The =/- stat as a whole needs to be removed from each players personal stat line. When this stat is used to compare different line-ups throughout the course of a game, it becomes even more effective at evaluating the coaching because it allows you to find your least and most effective line-ups. I like to think that most front office management uses this stat as such when evaluating their current coaching positions.

Hope some of this helps, and that you weren't being rhetorical, haha.

ATL_Hawk_Luv said...

Now, to Josh - here's what I'm confused about Coco. Here's what Josh did last night...exactly what everyone has ever asked of him to do nightly. He started his offensive game at the rim, he was active ALL night. Even the 3s were ok (just ok, though - I'm afraid this will result in a revisiting of 3 pters in the coming weeks) b/c he took them after he got his rhythm going and realized his shot was on (not just throwing up jumpers all willy nilly).

So, how do you not see his worth? I am on board with the fact that his b-ball IQ is his weakness (more than jump shooting), but he's only 23 and I'm still of the mindset that it's COACHING that's keeping Josh from being an All Star at a minimum b/c a coach would cure him of even attempting jump shots.

CoCo said...

Noooooo Larry, don't misunderstand me when I say I don't know what his value is. I am Josh Smith's biggest (at times lone) defender. I'm just saying if I didn't watch the game and you told me Josh's stat line was like 33 and 10 I wouldn't know if the Hawks won or lost the game. Big numbers from Josh doesn't mean big wins for the team. That's what I'm saying. I think Bret is right when he says "if he's scoring a lot of points then two or three usual scorers are not and that's probably not a good sign." I think Josh is a very good player and he is arguably the most athletic child in the league.

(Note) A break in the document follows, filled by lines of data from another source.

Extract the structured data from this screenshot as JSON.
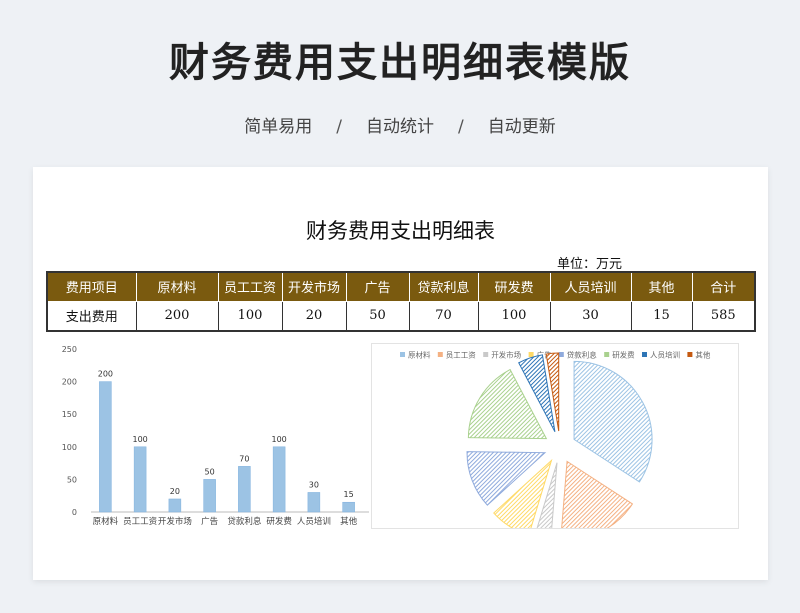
{
  "header": {
    "title": "财务费用支出明细表模版",
    "features": [
      "简单易用",
      "自动统计",
      "自动更新"
    ],
    "separator": "/"
  },
  "sheet": {
    "title": "财务费用支出明细表",
    "unit": "单位：万元",
    "columns": [
      "费用项目",
      "原材料",
      "员工工资",
      "开发市场",
      "广告",
      "贷款利息",
      "研发费",
      "人员培训",
      "其他",
      "合计"
    ],
    "row": [
      "支出费用",
      "200",
      "100",
      "20",
      "50",
      "70",
      "100",
      "30",
      "15",
      "585"
    ]
  },
  "colors": {
    "header_bg": "#7a5a0f",
    "bar": "#9cc3e4",
    "pie": [
      "#9cc3e4",
      "#f4b183",
      "#c9c9c9",
      "#ffd966",
      "#8faadc",
      "#a9d18e",
      "#2e75b6",
      "#c55a11"
    ]
  },
  "chart_data": [
    {
      "type": "bar",
      "categories": [
        "原材料",
        "员工工资",
        "开发市场",
        "广告",
        "贷款利息",
        "研发费",
        "人员培训",
        "其他"
      ],
      "values": [
        200,
        100,
        20,
        50,
        70,
        100,
        30,
        15
      ],
      "data_labels": [
        "200",
        "100",
        "20",
        "50",
        "70",
        "100",
        "30",
        "15"
      ],
      "ylim": [
        0,
        250
      ],
      "yticks": [
        "0",
        "50",
        "100",
        "150",
        "200",
        "250"
      ],
      "grid": false
    },
    {
      "type": "pie",
      "categories": [
        "原材料",
        "员工工资",
        "开发市场",
        "广告",
        "贷款利息",
        "研发费",
        "人员培训",
        "其他"
      ],
      "values": [
        200,
        100,
        20,
        50,
        70,
        100,
        30,
        15
      ],
      "legend": "top",
      "exploded": true
    }
  ]
}
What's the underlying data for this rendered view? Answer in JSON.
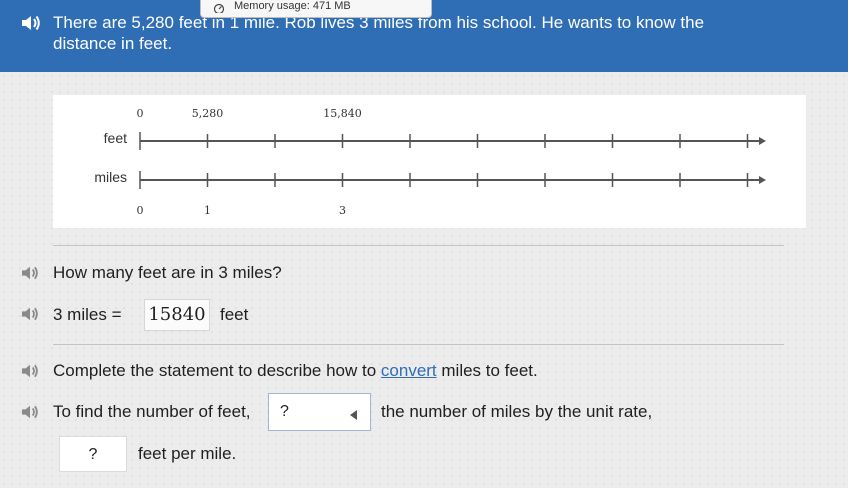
{
  "header": {
    "line1": "There are 5,280 feet in 1 mile. Rob lives 3 miles from his school. He wants to know the",
    "line2": "distance in feet."
  },
  "tooltip": {
    "label": "Memory usage: 471 MB"
  },
  "number_line": {
    "feet_label": "feet",
    "miles_label": "miles",
    "feet_ticks": [
      "0",
      "5,280",
      "",
      "15,840",
      "",
      "",
      "",
      "",
      "",
      ""
    ],
    "miles_ticks": [
      "0",
      "1",
      "",
      "3",
      "",
      "",
      "",
      "",
      "",
      ""
    ]
  },
  "question1": {
    "text": "How many feet are in 3 miles?"
  },
  "equation": {
    "left": "3 miles =",
    "value": "15840",
    "unit": "feet"
  },
  "question2": {
    "before": "Complete the statement to describe how to ",
    "link": "convert",
    "after": " miles to feet."
  },
  "statement": {
    "start": "To find the number of feet,",
    "select_value": "?",
    "middle": "the number of miles by the unit rate,",
    "answer_value": "?",
    "end": "feet per mile."
  },
  "colors": {
    "header_bg": "#2f6db5",
    "link": "#2f6db5"
  }
}
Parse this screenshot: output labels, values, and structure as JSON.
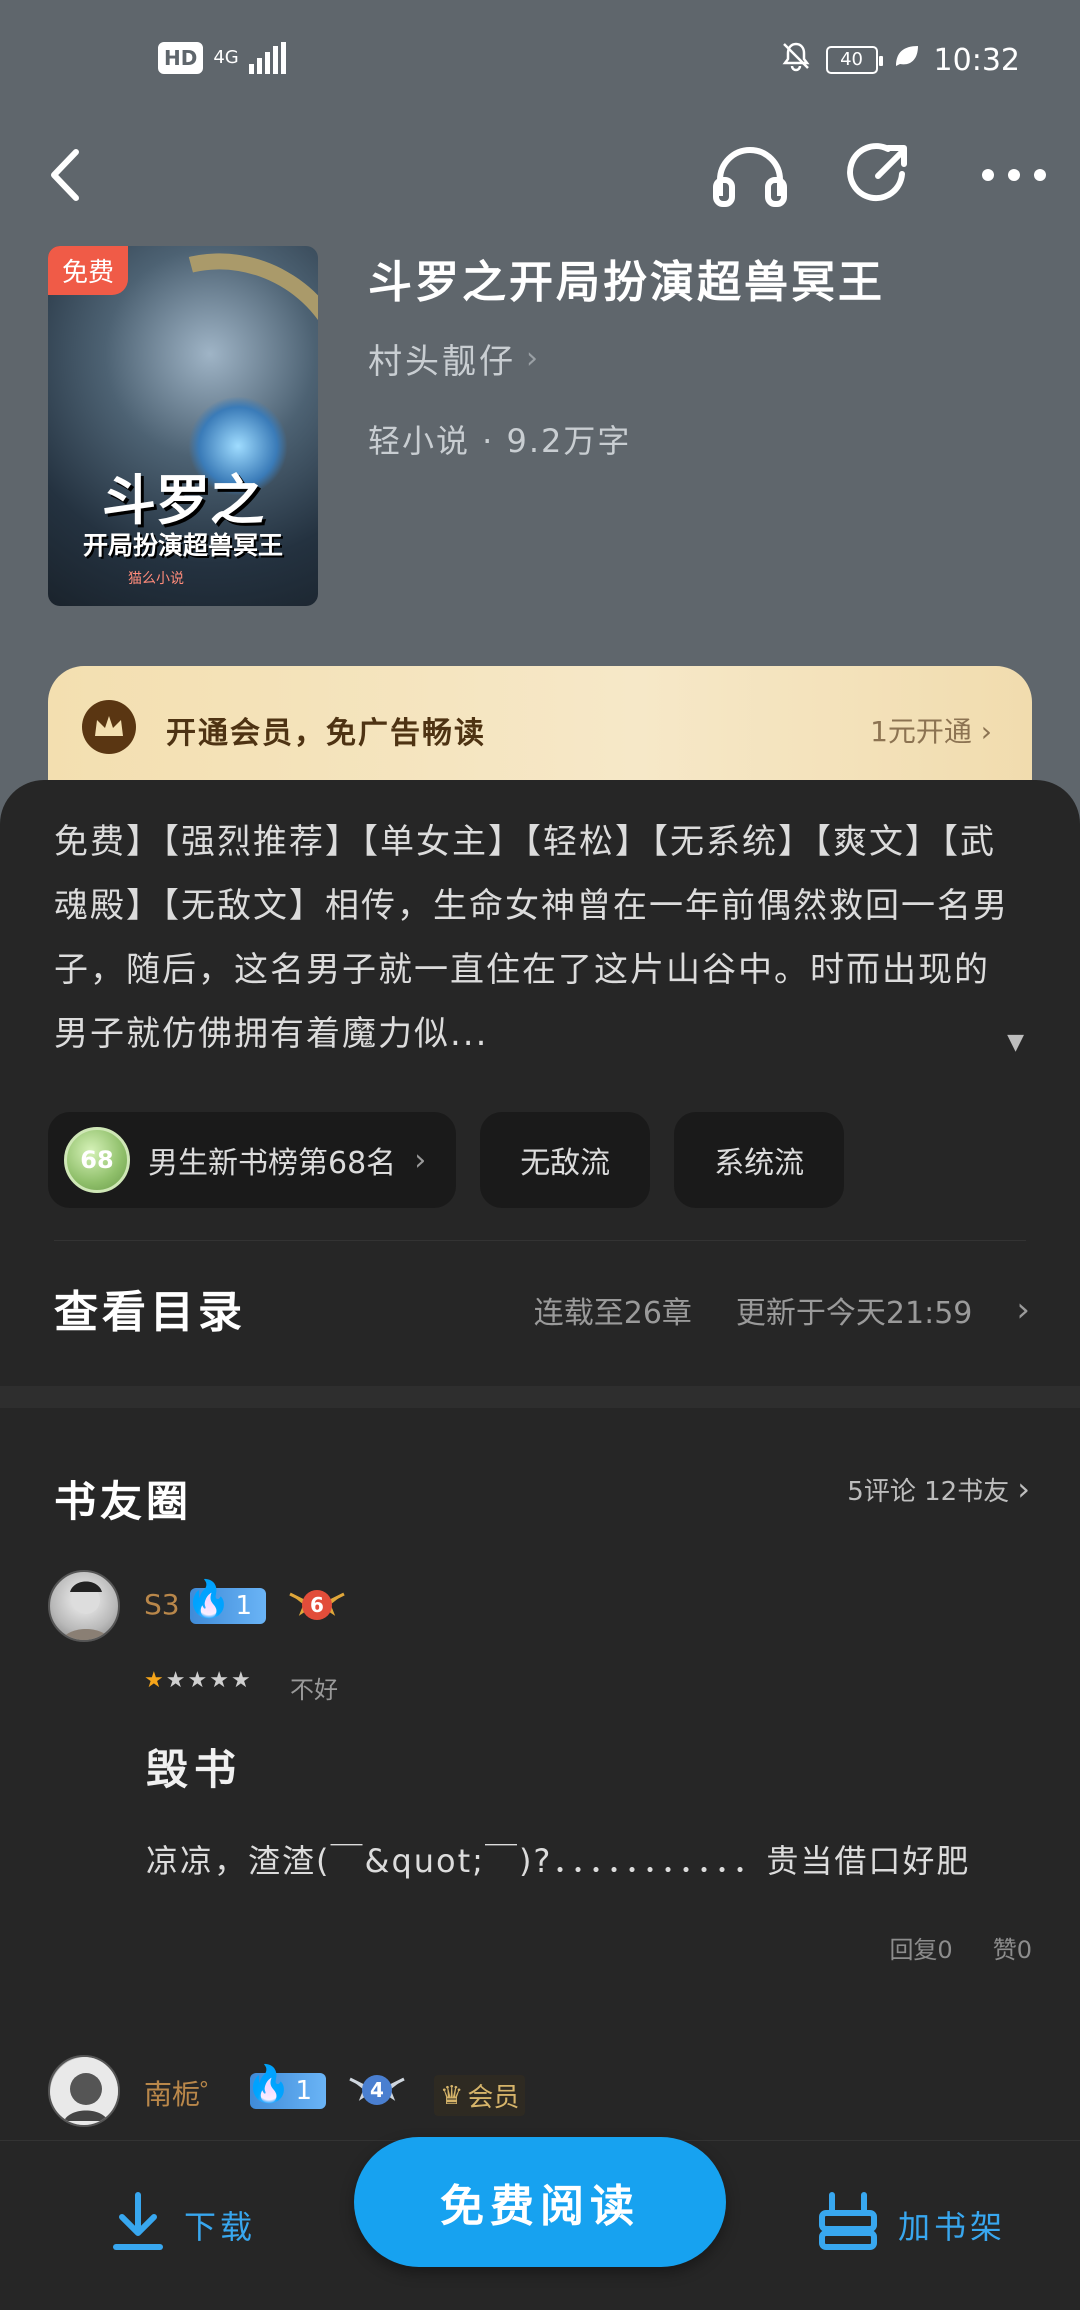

Thanks to all of you for trying to help me understand +/-, but now I'm more convinced than ever that it's stupid. Just because Josh was surrounded by a bunch of scrubs last night we should say his effect on the game was negative?? The fact the he was the be all and end all of the offense should have earned him two plus signs.

Jesse said...

That's exactly my point on the +/- stat CoCo. It's bogus as hell because people assume that it means how a player affected the team, when in actuality that's not what it represents at all. It's meaning is not understood correctly by all and ends up getting mis-used more often than not.

Bronn said...

Using the +/- stat for an individual game, or even a small sample of games, generally doesn't do it justice. By itself, it tells you nothing about an individual performance in an individual game. You don't see what units a single player shared the floor with, or how other players affected the others on the floor. There are nights when Josh Smith is extremely ineffective yet ends up pretty well in the +/- department-these even out in a larger sample size.

It's much more effective when you look at a sample size as big as an entire season. You can find this information easily on www.82games.com. This will tell you that the Hawks are a slightly better offensive team and a slightly better defensive team when Josh Smith is on the floor, which, despite his up and down play on the year, should make sense.

Hope that helps.